The period from 1966 to 1999 represents a distinct era in Indonesian history. Throughout the “New Order” regime of President Suharto, the policies of economic development and political stability were dominant. However, the public opinion of personal expression was consistently under suspicion, and indeed dissent was severely punished. Secrets Need Words traces the development of Indonesian poetry throughout this entire period.

The culture of television in Indonesia began with its establishment in 1962 as a public broadcasting service. From that time, through the deregulation of television broadcasting in 1990 and the establishment of commercial channels, television can be understood, Philip Kitley argues, as a part of the New Order's national culture project, designed to legitimate an idealized Indonesian national cultural identity.

Theater and Martial Arts in West Sumatra

Randai and Silek of the Minangkabau

By Kirstin Pauka

Randai, the popular folk theater tradition of the Minangkabau ethnic group in West Sumatra, has evolved to include influences of martial arts, storytelling, and folk songs. Theater and Martial Arts in West Sumatra describes the origin, development, and cultural background of randai and highlights two recent developments: the emergence of female performers and modern staging techniques.

Myth and History in the Historiography of Early Burma

Paradigms, Primary Sources, and Prejudices

By Michael A. Aung-Thwin

After careful re-reading and analysis of original Old Burmese and other primary sources, the author discovered that four out of the five events considered to be the most important in the history of early Burma, and believed to have been historically accurate, are actually late-nineteenth and twentieth-century inventions of colonial historians caught in their own intellectual and political world.

Japanese Empire in the Tropics

Selected Documents and Reports of the Japanese Period in Sarawak, Northwest Borneo, 1941–1945

By Ooi Keat Gin

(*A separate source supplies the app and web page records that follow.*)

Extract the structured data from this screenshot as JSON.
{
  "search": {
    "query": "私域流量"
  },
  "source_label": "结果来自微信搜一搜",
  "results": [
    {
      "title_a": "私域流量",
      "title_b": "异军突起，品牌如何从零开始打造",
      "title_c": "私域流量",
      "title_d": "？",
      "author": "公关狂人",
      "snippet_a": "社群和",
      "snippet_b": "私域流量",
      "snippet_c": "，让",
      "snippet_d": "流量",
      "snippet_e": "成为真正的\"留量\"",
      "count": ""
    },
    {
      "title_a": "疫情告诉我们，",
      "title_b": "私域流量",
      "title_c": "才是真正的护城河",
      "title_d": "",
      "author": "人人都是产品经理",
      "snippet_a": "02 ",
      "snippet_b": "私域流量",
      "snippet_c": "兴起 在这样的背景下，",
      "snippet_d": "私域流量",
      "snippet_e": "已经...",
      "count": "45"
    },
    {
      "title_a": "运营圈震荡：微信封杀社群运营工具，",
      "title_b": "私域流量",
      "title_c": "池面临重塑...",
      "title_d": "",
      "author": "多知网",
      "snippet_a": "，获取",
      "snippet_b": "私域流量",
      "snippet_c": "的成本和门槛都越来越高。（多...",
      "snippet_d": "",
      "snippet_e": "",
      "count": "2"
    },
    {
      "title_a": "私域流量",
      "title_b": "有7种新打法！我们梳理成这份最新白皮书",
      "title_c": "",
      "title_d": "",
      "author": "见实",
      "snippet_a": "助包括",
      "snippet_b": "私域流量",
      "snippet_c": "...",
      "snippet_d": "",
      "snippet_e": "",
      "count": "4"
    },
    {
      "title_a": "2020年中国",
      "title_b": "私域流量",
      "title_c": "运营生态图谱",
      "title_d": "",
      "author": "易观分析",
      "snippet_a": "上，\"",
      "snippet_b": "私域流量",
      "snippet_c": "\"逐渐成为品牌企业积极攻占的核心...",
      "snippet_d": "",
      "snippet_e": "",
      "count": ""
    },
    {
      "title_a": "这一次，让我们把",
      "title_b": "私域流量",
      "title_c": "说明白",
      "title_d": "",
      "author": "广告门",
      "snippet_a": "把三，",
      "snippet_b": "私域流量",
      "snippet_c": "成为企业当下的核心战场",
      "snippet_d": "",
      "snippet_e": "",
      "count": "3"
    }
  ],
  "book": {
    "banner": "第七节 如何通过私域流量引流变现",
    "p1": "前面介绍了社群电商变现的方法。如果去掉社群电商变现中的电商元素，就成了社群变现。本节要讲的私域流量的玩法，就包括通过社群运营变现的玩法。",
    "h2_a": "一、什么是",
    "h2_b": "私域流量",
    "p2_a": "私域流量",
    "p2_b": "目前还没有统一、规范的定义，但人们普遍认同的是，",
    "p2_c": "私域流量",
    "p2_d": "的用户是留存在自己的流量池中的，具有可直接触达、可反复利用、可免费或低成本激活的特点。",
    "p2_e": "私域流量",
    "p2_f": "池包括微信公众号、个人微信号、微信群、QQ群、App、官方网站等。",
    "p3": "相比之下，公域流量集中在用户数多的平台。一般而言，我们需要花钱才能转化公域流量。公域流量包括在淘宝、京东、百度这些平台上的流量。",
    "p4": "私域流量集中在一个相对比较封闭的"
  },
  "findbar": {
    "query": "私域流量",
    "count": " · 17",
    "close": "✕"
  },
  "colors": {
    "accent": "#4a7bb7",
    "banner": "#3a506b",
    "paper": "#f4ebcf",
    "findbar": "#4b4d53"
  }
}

Although the Japanese interregnum was brief, its dramatic commencement and equally dramatic conclusion represented a watershed in the history of the young state of Sarawak. In recent years, there has been a groundswell of interest in the war years, culminating in an attempt at reassessment of the Japanese occupation in Southeast Asia by Western and Japanese scholars as well as by those from Southeast Asia.

The oil-rich sultanate of Brunei Darussalam is located on the northern coast of Borneo between the two Malaysian states of Sarawak and Sabah. Though the country is small in size and in population, the variety of language use there provides a veritable laboratory for linguists in the fields of Austronesian linguistics, bilingual studies, and sociolinguistic studies, particularly those dealing with language shift.

Contrary to modern theories of developing nations, Brunei Darussalam, which has a very high rate of literacy, is also one of the few countries where the traditional elite retains absolute political power.